#### WHAT TO PRODUCE
From the listing below, work out how many lines contain "screenshot"; the answer is that number and nothing more.
★ ★ ★
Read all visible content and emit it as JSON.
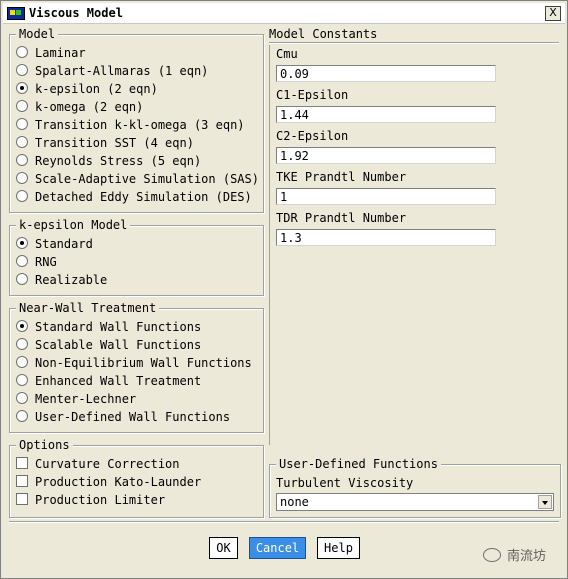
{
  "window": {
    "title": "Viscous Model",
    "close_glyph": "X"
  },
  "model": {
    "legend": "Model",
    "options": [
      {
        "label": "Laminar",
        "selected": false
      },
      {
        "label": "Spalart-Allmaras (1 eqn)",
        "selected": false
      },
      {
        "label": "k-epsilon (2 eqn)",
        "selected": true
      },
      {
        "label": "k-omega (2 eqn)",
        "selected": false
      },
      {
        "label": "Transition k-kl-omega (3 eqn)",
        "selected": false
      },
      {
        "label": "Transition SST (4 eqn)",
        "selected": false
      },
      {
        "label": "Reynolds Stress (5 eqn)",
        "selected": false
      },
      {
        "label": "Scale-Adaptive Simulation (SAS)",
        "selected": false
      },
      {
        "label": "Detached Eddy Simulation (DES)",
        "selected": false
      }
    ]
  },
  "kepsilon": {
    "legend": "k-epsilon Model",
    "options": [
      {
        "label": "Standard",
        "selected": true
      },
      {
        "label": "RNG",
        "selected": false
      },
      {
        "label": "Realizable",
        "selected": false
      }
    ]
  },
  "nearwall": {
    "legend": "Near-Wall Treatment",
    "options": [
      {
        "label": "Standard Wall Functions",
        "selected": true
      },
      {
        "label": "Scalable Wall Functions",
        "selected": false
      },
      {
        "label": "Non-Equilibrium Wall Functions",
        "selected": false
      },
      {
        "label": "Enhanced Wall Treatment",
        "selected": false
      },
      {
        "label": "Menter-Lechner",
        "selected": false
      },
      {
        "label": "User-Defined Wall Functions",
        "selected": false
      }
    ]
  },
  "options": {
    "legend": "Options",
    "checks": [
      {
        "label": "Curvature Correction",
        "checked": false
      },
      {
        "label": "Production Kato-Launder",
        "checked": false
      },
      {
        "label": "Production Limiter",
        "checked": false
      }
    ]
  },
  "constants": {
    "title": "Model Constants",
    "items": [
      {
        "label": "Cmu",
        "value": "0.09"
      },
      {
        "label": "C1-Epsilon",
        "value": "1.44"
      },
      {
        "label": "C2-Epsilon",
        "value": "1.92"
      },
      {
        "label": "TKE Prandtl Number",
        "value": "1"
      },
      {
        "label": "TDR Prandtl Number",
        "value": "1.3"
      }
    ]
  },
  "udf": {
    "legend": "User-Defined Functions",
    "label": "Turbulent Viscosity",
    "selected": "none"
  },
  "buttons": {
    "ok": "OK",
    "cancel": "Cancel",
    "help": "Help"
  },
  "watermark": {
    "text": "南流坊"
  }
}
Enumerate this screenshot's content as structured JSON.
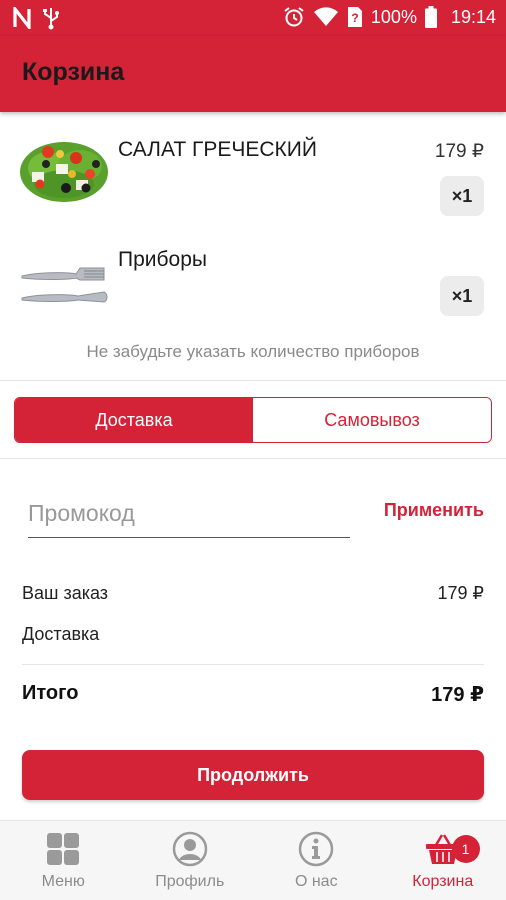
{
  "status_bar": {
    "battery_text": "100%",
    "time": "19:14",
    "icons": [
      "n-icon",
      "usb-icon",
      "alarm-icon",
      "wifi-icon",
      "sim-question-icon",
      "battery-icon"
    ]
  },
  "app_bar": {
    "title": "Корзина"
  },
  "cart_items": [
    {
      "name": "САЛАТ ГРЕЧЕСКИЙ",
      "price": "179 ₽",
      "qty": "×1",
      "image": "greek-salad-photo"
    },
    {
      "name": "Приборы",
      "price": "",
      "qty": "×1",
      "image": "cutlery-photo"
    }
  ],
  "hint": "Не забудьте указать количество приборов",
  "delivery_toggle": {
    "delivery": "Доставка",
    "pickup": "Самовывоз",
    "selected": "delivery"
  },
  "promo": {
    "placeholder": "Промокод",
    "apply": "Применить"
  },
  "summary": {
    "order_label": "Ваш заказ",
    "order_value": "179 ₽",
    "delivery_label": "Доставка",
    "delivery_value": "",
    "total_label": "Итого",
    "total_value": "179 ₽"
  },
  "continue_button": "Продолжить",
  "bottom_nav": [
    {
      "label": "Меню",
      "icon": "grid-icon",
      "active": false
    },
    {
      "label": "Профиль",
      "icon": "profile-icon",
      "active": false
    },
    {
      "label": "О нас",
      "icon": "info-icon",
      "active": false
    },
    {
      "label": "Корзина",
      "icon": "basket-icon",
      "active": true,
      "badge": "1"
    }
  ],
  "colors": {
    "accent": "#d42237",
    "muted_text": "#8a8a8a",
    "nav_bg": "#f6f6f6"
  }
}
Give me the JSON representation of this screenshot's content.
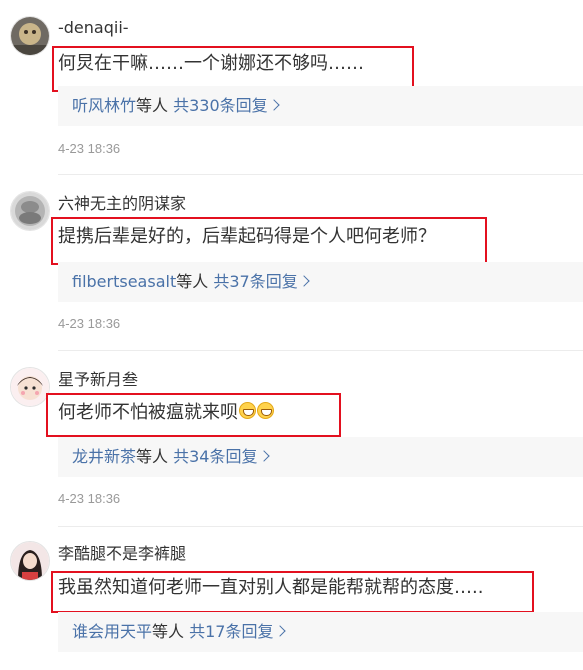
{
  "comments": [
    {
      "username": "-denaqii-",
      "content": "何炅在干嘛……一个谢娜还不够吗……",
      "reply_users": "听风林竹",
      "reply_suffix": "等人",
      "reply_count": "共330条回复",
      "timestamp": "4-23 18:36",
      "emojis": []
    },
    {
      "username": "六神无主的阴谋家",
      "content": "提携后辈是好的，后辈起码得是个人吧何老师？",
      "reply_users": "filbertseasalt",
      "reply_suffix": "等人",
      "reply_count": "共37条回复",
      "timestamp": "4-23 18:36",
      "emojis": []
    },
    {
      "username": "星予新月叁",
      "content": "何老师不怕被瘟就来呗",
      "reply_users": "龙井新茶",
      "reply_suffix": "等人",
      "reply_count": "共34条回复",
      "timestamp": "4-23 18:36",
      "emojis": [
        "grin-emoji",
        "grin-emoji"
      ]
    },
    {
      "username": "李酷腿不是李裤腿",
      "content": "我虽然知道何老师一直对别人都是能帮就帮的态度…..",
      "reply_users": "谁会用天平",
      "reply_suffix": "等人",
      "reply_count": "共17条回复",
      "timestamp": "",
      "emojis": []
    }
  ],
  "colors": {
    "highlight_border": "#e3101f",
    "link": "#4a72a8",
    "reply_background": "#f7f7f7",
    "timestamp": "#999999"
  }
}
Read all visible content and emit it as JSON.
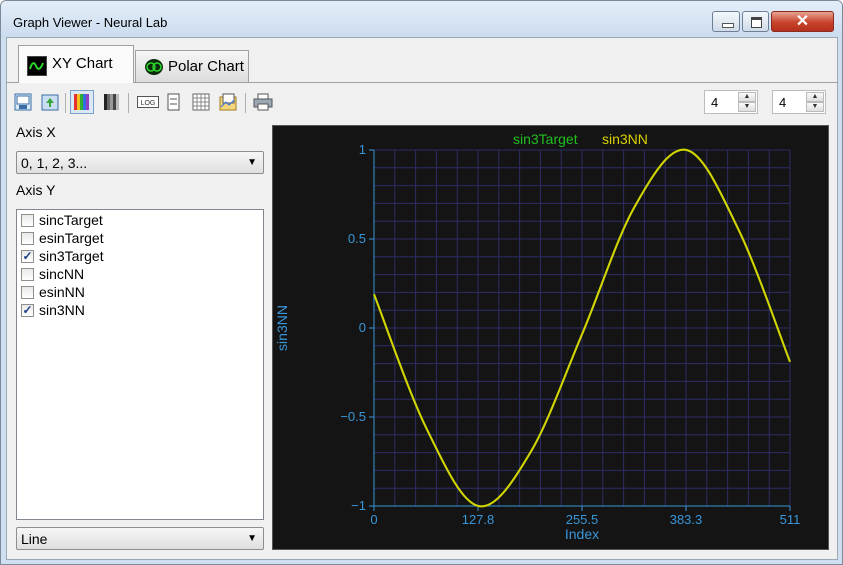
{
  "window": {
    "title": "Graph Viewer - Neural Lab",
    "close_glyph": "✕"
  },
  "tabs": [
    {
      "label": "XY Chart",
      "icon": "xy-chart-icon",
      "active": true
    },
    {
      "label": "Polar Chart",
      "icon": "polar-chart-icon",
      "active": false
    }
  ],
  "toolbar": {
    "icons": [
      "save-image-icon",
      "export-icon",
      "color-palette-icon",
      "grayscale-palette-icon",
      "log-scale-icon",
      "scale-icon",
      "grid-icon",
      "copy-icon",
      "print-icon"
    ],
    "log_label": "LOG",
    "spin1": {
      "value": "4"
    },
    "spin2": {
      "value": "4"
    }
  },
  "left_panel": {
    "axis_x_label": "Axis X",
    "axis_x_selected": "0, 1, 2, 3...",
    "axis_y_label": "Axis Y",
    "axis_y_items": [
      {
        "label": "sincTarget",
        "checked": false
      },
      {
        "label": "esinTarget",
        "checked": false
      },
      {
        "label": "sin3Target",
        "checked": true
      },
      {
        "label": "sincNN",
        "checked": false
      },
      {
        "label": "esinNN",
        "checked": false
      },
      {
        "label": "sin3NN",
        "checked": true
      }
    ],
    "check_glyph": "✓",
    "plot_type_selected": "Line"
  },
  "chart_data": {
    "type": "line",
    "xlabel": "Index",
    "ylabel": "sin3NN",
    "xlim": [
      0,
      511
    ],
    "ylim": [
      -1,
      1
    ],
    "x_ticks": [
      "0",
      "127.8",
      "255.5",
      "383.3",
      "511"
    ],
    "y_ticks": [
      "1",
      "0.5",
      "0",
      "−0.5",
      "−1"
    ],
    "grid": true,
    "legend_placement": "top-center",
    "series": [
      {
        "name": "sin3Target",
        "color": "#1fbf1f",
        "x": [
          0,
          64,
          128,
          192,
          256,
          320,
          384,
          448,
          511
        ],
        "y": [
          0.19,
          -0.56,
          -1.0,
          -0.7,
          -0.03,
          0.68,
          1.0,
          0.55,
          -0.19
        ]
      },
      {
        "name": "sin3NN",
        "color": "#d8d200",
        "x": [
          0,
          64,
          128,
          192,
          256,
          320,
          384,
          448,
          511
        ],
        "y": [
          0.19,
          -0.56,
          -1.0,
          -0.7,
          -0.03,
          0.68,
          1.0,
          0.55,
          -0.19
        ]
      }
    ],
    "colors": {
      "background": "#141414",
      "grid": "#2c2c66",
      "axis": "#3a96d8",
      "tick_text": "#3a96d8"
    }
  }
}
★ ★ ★
#### TASK SOLUTION
2